- Due to tighter purse strings and increased competition in the global football marketplace, the ISL’s financial clout (and they have a lot of money) is now proving far more appealing to a wider range of quality players at younger ages than ever before.
- Due to Fox Sports’ decision to renege on their A-League broadcasting arrangement, now the A-League faces a bigger threat from India than ever before. Only Australia’s biggest clubs – in our most alluring markets – can currently compete with ISL sides.
Goalkeeper coach, Dejan “Danny” Milosevic, of Perth Glory FC, a former Australian U-20, U-23 international, recently took some of his time to pour his insights on ISL, Australian football and some of the A-League players in an interview with IFTWC.
Milosevic said, “Post Covid-19 there has been a major drop in TV revenue here and subsequently the salary cap has been significantly reduced. The knock on effect has seen player salaries reduce significantly and therefore players have opted to look abroad for playing options.
“The timing of the league ending here and with India soon to start has been a major attraction for players in Australia. The players out of contract were keen to play football as soon as possible and not wait due to the uncertainty currently in Australia.”
With so many players opting to play in India, the ISL is perceived really well in Australia, he said, “ISL is held in very good regards due to the fact that there is a large representation of players who previously played in A-League and now call India home. Krishna, Paartalu, Williams, Dimas and now many others.”
When asked if ISL clubs seem like reaching the same wage levels as of A-League and if there is any significant difference in them, he said, “I am not certain about the wage difference between the leagues. I don’t know whether there is a salary cap in ISL. I know that the respective Indian leagues have been expanding significantly which would mean there is a greater scope to expand the game on not only a playing/coaching level but a financial one as well. Australia is also expanding at a slower rate to assist with the long term sustainability and viability of the game on a whole.”

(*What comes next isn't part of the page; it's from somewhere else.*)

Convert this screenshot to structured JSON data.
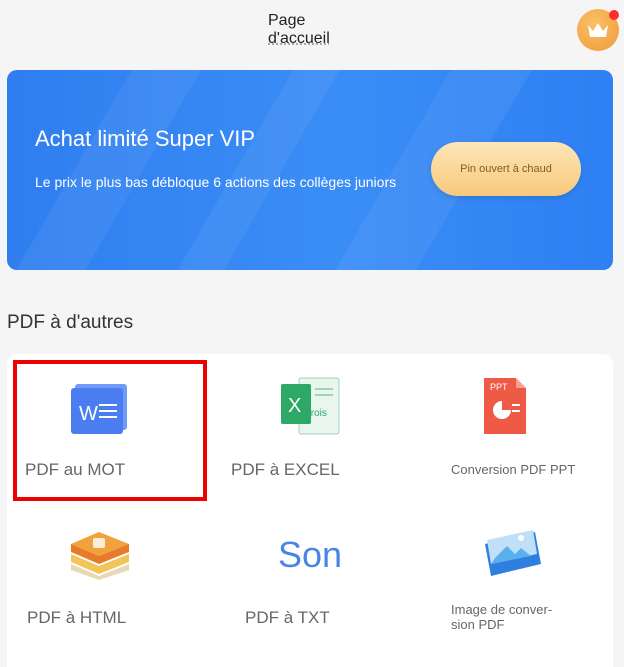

Milosevic expressed his thoughts on some of the previous Perth Glory players who’ve moved to ISL for this season, he said, “Joel (Chianese) has a very good pace, has the ability to cause defenders big problems with his change of pace and (he) can score goals.
“Jacob (Tratt) can score headers from offensive set pieces, corners and wide free kicks. (He) Plays in various positions across the backline and can be versatile for the team. He likes to be physical with his opponent.”
The ISL’s clear roadmap and expansion plans are starting to overshadow the Australian structure. While the ISL aims to introduce promotion from 2024-25 onwards, the Football Federation of Australia Chairman Chris Nikou does not see such implementation anytime before 2034. The ISL was accorded top-flight status by the Asian Football Confederation (AFC) last year and the winners are now guaranteed a direct group stage spot in the Asian Champions League, a first.
Already assured to spend less this coming season, A-League owners will struggle to hold the talent they want and need. More and more players may well seek new opportunities in India, a place where the competition continues to earn greater respect as each season rolls by.